In addition, the archives also hold the Book of Presents, which is an extensive compilation of all gifts and donations that the British Museum has ever received, including the donator's name, address, copies of the letter of thanks sent to them by the museum and letter books of correspondence. Furthermore, all of these records are backed up on microfilm to ensure preservation. Requests for this collection are often for information regarding the reason behind an object's donation, or for information regarding the donor themselves. They also have an extensive photo collection, including objects, former staff members, buildings, galleries and exhibitions. An interesting point of fact, no object can be given away once it has been received by the British Museum. In terms of digitization, the archives has its own ongoing project called BMImage which deals with images and reproductions of objects, as well as with any potential copyright issues which may arise.

Guildhall Clock Museum

This museum is a truly fascinating building. Not more than ten paces long and perhaps six paces across, a person could spend all day in this room. Examples of watches, clockworks, celestial globes from the 16th century onwards (many of them still functioning) adorn the walls and fill case after case, reminding one of the phrase "they don't make things like they used to." Furthermore, the Museum also provides the history of English clock-making and The Worshipful Company of Clockmakers, the oldest horological institution in the world, whose motto is Tempus Rerum Imperator or "Time is the commander of all things." Established in 1620, the Guild received an official Charter from Charles I, allowing them to regulate every clockmaker in London. Subsequent to the the civil war in 1642, the technological advances in 1657 and the return of the Court in 1660, the forty year span of the Golden Age of English Clockmaking flourished under royal patronage. Indeed, their work in the 18th century would help to provide the basis for the Industrial Revolution (to say nothing of John Harrison inventing an accurate method of determining longitude), but their unwillingness to lower the quality of their work along with international competition led to the destruction of the London clock trade.

As someone with a great personal interest in archives and special collections, to see so many timepieces which are works of art yet retain perfect functionality after centuries is nothing short of amazing.
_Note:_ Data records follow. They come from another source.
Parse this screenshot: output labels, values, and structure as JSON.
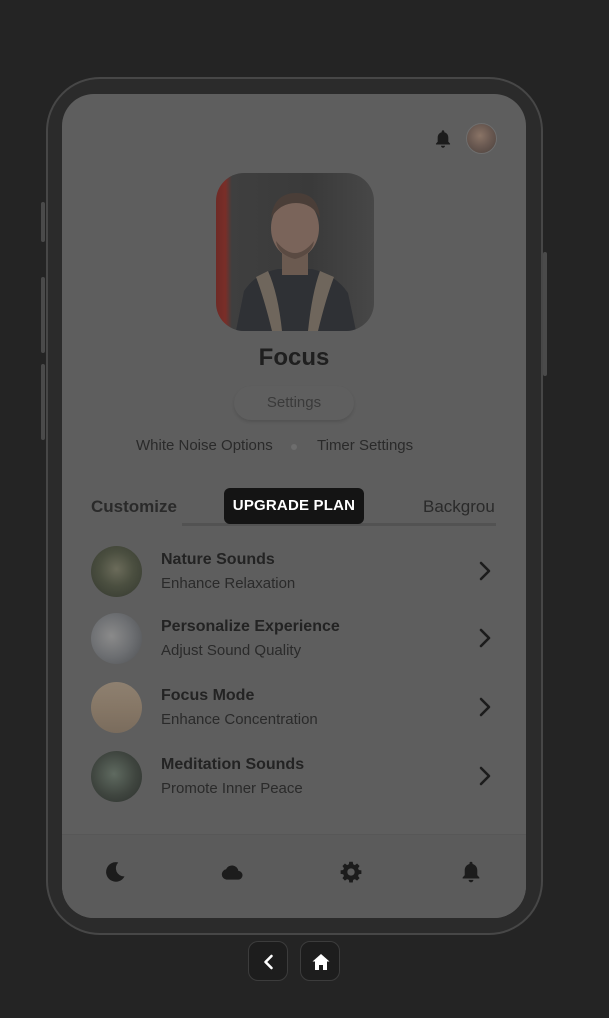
{
  "screen": {
    "title": "Focus",
    "settings_label": "Settings",
    "links": [
      "White Noise Options",
      "Timer Settings"
    ]
  },
  "tabs": {
    "left": "Customize",
    "active": "UPGRADE PLAN",
    "right": "Backgrou"
  },
  "list": [
    {
      "title": "Nature Sounds",
      "subtitle": "Enhance Relaxation",
      "thumb": "forest-thumbnail"
    },
    {
      "title": "Personalize Experience",
      "subtitle": "Adjust Sound Quality",
      "thumb": "studio-thumbnail"
    },
    {
      "title": "Focus Mode",
      "subtitle": "Enhance Concentration",
      "thumb": "desk-thumbnail"
    },
    {
      "title": "Meditation Sounds",
      "subtitle": "Promote Inner Peace",
      "thumb": "meditation-thumbnail"
    }
  ],
  "icons": {
    "top": [
      "bell-icon",
      "avatar"
    ],
    "bottom_nav": [
      "moon-icon",
      "cloud-icon",
      "gear-icon",
      "bell-icon"
    ],
    "system": [
      "back-icon",
      "home-icon"
    ]
  },
  "colors": {
    "background": "#242424",
    "screen": "#5e5e5e",
    "accent_button": "#141414",
    "text": "#232323"
  }
}
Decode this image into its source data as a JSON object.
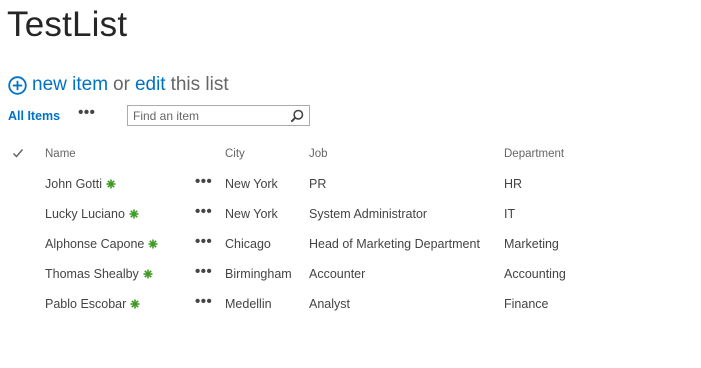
{
  "page": {
    "title": "TestList"
  },
  "actions": {
    "new_item_label": "new item",
    "or_text": "or",
    "edit_label": "edit",
    "after_text": "this list"
  },
  "views": {
    "active_view": "All Items",
    "more_label": "•••"
  },
  "search": {
    "placeholder": "Find an item"
  },
  "columns": {
    "name": "Name",
    "city": "City",
    "job": "Job",
    "department": "Department"
  },
  "rows": [
    {
      "name": "John Gotti",
      "city": "New York",
      "job": "PR",
      "department": "HR"
    },
    {
      "name": "Lucky Luciano",
      "city": "New York",
      "job": "System Administrator",
      "department": "IT"
    },
    {
      "name": "Alphonse Capone",
      "city": "Chicago",
      "job": "Head of Marketing Department",
      "department": "Marketing"
    },
    {
      "name": "Thomas Shealby",
      "city": "Birmingham",
      "job": "Accounter",
      "department": "Accounting"
    },
    {
      "name": "Pablo Escobar",
      "city": "Medellin",
      "job": "Analyst",
      "department": "Finance"
    }
  ],
  "row_menu_label": "•••",
  "colors": {
    "link": "#0072c6",
    "new_badge": "#3f9b24",
    "text": "#444444"
  }
}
In addition, having read "Longitude" by Davel Sobel, it was particularly interesting to see genuine examples of John Harrison work in his amazing forty year struggle to determine longitude accurately.